> What is required
Your answer should be every line of the records that contains the word "Captions", copied as it stands.

> Data extracts
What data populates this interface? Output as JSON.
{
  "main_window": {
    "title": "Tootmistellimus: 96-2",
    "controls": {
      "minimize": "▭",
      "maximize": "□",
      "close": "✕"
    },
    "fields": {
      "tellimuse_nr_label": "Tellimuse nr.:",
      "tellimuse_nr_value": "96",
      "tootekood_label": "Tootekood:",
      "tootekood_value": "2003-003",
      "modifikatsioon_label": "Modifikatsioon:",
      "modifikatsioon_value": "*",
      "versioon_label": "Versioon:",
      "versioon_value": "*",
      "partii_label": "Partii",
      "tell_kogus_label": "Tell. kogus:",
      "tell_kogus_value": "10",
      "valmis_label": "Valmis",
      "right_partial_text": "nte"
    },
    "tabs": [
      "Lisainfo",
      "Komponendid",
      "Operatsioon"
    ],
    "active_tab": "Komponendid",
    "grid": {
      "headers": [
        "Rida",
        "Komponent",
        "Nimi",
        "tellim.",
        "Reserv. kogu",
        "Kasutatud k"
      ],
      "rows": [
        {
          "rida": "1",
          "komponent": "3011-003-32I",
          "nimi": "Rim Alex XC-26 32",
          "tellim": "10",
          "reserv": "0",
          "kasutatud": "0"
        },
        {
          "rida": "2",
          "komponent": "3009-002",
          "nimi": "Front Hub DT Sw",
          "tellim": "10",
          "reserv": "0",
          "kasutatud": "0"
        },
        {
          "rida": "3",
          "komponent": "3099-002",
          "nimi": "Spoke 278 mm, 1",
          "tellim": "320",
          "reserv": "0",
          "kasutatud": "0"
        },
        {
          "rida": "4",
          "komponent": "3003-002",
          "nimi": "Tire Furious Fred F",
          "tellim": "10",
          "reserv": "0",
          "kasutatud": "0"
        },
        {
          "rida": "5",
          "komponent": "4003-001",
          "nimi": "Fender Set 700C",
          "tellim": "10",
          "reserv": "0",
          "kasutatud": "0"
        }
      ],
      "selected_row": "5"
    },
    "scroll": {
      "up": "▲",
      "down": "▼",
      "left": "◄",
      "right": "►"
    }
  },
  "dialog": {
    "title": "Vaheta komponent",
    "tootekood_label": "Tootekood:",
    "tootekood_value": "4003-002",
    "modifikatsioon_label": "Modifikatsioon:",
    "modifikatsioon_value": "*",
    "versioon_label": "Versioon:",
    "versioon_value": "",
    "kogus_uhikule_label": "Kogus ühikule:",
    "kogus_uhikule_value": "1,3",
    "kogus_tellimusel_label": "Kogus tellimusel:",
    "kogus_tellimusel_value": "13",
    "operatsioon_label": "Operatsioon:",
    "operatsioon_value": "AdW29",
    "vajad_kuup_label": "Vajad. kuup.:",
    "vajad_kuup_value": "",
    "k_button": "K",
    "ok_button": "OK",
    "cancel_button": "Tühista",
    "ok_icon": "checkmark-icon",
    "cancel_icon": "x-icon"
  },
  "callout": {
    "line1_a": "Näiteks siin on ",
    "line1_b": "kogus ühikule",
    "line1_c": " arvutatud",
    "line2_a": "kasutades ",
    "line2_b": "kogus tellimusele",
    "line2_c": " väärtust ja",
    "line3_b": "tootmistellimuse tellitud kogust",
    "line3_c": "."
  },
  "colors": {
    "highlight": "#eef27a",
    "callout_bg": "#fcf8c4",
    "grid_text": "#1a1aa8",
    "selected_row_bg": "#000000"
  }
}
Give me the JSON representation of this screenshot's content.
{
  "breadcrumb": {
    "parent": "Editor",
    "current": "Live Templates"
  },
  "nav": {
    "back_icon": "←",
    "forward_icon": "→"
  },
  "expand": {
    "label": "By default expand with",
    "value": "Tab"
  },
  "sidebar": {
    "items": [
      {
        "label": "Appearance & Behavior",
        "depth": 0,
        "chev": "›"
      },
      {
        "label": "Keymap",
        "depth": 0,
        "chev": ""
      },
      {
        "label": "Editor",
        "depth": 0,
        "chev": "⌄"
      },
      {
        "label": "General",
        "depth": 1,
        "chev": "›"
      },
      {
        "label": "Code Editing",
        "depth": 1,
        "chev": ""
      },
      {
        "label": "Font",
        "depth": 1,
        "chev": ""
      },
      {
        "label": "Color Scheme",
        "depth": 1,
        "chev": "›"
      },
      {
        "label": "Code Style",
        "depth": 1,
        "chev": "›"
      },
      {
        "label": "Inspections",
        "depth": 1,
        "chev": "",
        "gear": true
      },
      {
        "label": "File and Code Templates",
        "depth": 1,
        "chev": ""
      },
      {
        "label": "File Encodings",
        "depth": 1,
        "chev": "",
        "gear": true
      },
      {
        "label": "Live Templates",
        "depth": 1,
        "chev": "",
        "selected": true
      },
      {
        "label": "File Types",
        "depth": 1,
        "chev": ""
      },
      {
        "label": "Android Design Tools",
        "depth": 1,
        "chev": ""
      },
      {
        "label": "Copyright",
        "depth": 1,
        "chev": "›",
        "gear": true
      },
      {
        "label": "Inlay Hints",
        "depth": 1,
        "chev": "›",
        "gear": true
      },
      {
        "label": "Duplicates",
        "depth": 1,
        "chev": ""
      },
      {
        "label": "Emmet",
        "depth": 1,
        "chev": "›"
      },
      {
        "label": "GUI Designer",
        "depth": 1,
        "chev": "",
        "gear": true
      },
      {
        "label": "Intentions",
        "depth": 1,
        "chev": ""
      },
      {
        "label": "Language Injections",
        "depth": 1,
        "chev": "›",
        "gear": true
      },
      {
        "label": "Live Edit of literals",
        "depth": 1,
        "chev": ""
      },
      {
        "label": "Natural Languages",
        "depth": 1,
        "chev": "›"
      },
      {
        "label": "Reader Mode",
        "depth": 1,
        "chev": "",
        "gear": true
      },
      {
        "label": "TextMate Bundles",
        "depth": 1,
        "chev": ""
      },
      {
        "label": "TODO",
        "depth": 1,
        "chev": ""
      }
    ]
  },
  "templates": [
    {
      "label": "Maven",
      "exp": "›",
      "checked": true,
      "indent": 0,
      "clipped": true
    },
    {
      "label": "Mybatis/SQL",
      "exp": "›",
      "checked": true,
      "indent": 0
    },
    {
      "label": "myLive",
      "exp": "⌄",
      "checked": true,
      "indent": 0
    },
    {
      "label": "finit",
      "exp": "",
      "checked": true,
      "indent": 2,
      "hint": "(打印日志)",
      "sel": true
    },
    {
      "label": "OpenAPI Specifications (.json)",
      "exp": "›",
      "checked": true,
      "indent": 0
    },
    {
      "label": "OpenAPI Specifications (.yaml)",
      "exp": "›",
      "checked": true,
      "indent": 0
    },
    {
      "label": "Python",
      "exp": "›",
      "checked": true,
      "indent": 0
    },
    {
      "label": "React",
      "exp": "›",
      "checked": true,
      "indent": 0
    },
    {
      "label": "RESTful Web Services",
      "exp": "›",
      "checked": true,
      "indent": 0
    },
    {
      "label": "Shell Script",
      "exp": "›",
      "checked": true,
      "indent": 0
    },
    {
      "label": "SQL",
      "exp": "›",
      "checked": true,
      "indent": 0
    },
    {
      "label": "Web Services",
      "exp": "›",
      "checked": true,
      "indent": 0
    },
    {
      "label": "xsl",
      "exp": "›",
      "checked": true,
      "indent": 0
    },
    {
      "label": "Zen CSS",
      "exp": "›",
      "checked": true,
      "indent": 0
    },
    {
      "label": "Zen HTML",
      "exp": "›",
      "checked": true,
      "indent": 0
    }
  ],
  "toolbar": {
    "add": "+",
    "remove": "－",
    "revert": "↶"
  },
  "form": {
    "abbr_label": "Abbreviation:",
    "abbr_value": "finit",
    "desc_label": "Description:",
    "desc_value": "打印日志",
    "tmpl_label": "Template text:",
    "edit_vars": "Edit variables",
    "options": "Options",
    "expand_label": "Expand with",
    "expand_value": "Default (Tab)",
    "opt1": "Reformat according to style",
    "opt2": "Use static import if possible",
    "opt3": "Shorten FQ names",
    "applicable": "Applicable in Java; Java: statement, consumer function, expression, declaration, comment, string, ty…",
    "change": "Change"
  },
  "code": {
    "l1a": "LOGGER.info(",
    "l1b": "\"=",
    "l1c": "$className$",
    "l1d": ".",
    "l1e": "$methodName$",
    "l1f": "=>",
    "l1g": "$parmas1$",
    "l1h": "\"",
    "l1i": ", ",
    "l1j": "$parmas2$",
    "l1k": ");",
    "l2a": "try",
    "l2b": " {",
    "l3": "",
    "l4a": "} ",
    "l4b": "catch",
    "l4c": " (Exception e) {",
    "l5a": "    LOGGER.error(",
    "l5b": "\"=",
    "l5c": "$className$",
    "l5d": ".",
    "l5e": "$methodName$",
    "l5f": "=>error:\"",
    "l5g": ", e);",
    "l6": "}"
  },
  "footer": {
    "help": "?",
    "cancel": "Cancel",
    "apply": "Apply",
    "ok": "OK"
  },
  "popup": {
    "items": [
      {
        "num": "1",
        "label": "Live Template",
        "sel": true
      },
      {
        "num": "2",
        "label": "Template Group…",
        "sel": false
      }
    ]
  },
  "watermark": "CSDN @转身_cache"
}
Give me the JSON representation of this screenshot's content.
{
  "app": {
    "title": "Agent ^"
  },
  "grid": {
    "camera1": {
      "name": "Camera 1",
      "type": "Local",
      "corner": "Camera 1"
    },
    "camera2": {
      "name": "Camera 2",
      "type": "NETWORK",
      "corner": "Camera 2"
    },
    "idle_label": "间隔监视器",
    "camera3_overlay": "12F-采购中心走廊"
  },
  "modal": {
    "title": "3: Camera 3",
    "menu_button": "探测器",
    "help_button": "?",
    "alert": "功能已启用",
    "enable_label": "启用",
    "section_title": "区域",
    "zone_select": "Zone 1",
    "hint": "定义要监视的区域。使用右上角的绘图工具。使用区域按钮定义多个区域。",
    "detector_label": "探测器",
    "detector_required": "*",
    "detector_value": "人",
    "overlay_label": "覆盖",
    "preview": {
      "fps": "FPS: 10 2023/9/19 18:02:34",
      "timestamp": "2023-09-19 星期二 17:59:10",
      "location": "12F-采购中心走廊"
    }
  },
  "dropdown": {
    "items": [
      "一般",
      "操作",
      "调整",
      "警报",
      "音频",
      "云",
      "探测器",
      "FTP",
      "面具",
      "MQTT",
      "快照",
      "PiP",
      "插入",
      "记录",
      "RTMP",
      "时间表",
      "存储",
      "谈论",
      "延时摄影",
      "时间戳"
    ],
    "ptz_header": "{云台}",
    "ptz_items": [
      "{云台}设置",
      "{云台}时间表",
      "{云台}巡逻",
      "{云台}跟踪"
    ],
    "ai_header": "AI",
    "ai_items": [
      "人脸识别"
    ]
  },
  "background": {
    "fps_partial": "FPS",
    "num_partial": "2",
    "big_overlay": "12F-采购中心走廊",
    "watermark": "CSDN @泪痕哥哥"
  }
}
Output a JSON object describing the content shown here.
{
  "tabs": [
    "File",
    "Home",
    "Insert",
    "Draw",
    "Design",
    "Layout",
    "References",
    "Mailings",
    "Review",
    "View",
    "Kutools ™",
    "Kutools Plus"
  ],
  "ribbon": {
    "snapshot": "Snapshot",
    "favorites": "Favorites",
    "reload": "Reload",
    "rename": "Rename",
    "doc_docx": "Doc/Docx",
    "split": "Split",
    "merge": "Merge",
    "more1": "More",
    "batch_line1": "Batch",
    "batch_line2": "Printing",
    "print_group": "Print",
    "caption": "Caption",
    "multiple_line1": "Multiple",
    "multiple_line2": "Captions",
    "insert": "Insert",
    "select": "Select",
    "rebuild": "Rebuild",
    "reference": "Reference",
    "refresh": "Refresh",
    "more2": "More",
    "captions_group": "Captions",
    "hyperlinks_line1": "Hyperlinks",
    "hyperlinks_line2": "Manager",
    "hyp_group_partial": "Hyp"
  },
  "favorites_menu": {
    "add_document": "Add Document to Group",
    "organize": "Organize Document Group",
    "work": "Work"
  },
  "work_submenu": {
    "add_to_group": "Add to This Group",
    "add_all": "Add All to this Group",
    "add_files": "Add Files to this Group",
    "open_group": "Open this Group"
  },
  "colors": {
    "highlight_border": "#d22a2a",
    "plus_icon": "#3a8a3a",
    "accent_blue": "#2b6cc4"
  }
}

> Solution to this problem
    "multiple_line2": "Captions",
    "captions_group": "Captions",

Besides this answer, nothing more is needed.